Headings and sub-headings are useful for organizing a text. Often times readers will use them to find specific information in a quick fashion. When making a heading it is important that the author makes it stick out. This may be done by using bigger, bolder print that is usually underlined. Sub-headings may also be bigger than normal text, but are still smaller than the heading to show that they fall under the overlying category that the main header established. For example, the heading “Mammals” may have a brief description of mammals followed by the following sub-headings: Felines; and Canines. From there, different types of felines and canines may be described, but they all still fall under the category of mammal, even though they are different.
Headings and Subheadings
Many informative texts, especially textbooks, employ the use of headings and subheadings to help organize the text for the reader. Headings and subheadings can be very helpful to the reader, because they prime the reader’s brain for what they are about to read and they help the reader find certain information in a text that might take a while to find otherwise.
Look at this example up here on the board. “Amphibians” right here is an example of a heading, and “frogs”, “salamanders”, and “newts” are examples of subheadings. Notice that “amphibians” is written in all caps and underlined, because it might be underlined or italicized in the actual text. “Frogs”, “salamanders”, and “newts” are still underlined and written largely, but not as largely as “amphibians”. They’re also not in all caps.

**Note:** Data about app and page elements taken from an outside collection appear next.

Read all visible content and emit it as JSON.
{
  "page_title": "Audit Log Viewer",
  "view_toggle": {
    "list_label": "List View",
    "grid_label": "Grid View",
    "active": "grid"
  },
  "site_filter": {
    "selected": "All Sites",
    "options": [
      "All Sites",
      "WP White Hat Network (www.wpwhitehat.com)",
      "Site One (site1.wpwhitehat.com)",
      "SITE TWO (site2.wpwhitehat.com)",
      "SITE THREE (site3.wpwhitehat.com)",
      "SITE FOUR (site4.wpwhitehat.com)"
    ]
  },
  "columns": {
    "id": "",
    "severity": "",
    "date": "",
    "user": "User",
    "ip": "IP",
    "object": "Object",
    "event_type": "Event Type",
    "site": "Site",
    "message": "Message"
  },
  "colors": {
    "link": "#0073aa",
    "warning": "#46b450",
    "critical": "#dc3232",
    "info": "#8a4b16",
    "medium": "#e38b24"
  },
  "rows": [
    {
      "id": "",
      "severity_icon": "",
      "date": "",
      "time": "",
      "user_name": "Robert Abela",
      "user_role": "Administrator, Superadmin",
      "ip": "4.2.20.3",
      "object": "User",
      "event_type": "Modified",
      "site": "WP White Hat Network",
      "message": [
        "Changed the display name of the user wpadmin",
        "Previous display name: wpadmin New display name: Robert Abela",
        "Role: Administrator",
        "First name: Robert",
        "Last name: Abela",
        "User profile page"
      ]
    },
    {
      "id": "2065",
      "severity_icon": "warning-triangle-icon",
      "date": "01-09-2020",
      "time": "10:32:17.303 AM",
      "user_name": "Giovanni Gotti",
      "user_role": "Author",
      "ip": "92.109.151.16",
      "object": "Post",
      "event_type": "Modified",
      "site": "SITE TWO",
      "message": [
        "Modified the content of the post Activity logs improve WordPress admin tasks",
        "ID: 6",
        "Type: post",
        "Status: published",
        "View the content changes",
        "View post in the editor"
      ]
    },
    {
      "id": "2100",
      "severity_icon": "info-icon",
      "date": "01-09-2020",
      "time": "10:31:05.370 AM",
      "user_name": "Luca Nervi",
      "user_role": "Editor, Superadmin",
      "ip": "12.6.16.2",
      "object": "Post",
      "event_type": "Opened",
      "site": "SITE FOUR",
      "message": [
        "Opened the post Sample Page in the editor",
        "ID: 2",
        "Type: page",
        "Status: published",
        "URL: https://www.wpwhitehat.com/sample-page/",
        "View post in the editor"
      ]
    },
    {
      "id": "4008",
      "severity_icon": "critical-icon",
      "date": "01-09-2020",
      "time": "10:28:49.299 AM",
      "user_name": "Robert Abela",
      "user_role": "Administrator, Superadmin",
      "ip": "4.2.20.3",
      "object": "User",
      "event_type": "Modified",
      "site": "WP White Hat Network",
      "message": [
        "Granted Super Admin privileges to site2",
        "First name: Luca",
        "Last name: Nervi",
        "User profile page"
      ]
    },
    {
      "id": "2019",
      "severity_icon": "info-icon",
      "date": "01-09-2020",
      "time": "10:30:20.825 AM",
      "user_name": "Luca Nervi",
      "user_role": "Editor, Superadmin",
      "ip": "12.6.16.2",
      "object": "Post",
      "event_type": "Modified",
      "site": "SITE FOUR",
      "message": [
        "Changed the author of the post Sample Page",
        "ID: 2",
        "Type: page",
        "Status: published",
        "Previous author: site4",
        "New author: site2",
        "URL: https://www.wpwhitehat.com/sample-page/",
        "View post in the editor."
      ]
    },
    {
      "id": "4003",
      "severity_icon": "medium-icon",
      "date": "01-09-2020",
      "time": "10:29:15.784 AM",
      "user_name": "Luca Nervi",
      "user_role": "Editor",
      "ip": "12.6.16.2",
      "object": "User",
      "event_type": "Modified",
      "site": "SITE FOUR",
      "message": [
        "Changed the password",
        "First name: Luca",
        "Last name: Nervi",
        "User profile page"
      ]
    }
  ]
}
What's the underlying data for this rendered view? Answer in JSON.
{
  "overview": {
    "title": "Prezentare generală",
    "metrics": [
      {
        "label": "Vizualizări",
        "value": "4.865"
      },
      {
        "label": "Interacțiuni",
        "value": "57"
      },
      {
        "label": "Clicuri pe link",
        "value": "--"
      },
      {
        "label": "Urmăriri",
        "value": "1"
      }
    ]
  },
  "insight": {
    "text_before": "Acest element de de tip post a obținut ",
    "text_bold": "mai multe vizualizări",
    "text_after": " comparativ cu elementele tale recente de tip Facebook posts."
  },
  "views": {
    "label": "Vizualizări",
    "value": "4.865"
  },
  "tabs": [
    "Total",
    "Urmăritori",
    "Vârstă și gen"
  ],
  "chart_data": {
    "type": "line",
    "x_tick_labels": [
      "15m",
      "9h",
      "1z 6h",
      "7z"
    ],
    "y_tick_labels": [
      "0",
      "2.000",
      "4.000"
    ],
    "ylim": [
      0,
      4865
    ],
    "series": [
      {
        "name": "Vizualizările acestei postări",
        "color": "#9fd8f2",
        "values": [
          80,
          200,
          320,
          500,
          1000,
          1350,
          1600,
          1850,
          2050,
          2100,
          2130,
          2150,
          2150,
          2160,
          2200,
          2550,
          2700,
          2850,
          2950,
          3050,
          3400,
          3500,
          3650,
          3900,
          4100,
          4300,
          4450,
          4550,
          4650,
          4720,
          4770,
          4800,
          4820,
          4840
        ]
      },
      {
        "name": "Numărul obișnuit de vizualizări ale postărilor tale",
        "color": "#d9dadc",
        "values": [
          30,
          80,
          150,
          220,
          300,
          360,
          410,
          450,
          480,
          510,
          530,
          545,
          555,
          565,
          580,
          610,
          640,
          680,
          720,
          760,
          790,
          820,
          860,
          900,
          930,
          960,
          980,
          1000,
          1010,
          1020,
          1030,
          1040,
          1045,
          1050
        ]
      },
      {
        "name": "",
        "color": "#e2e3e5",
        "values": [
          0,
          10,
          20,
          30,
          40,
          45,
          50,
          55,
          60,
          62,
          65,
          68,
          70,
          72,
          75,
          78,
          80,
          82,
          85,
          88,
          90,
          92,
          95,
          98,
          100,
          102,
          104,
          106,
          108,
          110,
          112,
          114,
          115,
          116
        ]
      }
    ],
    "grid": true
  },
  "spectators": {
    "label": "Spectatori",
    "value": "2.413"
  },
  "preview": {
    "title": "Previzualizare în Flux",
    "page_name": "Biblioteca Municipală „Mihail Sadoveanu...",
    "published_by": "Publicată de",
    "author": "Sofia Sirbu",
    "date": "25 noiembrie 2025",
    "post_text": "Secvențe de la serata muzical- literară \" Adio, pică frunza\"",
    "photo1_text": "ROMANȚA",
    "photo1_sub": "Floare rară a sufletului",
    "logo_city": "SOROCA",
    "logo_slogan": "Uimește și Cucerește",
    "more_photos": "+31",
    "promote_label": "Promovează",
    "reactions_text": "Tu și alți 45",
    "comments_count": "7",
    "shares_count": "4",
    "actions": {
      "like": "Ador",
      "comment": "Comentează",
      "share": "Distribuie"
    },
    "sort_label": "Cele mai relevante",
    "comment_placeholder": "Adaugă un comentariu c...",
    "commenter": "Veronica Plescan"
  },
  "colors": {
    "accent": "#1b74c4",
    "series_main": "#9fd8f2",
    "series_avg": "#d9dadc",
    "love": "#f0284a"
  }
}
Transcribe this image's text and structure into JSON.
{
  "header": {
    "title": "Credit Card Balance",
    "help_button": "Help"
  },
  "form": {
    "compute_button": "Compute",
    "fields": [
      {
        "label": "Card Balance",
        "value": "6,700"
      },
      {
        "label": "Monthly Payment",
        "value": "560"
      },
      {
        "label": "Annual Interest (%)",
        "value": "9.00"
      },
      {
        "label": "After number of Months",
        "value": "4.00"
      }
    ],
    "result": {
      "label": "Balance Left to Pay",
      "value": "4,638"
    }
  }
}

This is because the heading to stick out the most. This is the largest, most general topic.
After “amphibians” there might be a brief introduction about amphibians, and then it’ll go into specifics about frogs, salamanders, and newts. These are all subheadings, because we’re not starting a new topic here. We’re still talking about amphibians. All of these animals right here are amphibians. That’s why we’re not starting a new heading. Instead, we’re just talking about a subheading.
We have this subheading here, it’ll talk a little bit about frogs, then a little bit about salamanders, then a little bit about newts, then it will go to the next heading which may be “mammals”. Remember to use subheadings and headings to your advantage as a reader.
Provided by: Mometrix Test Preparation
Last updated: 05/02/2018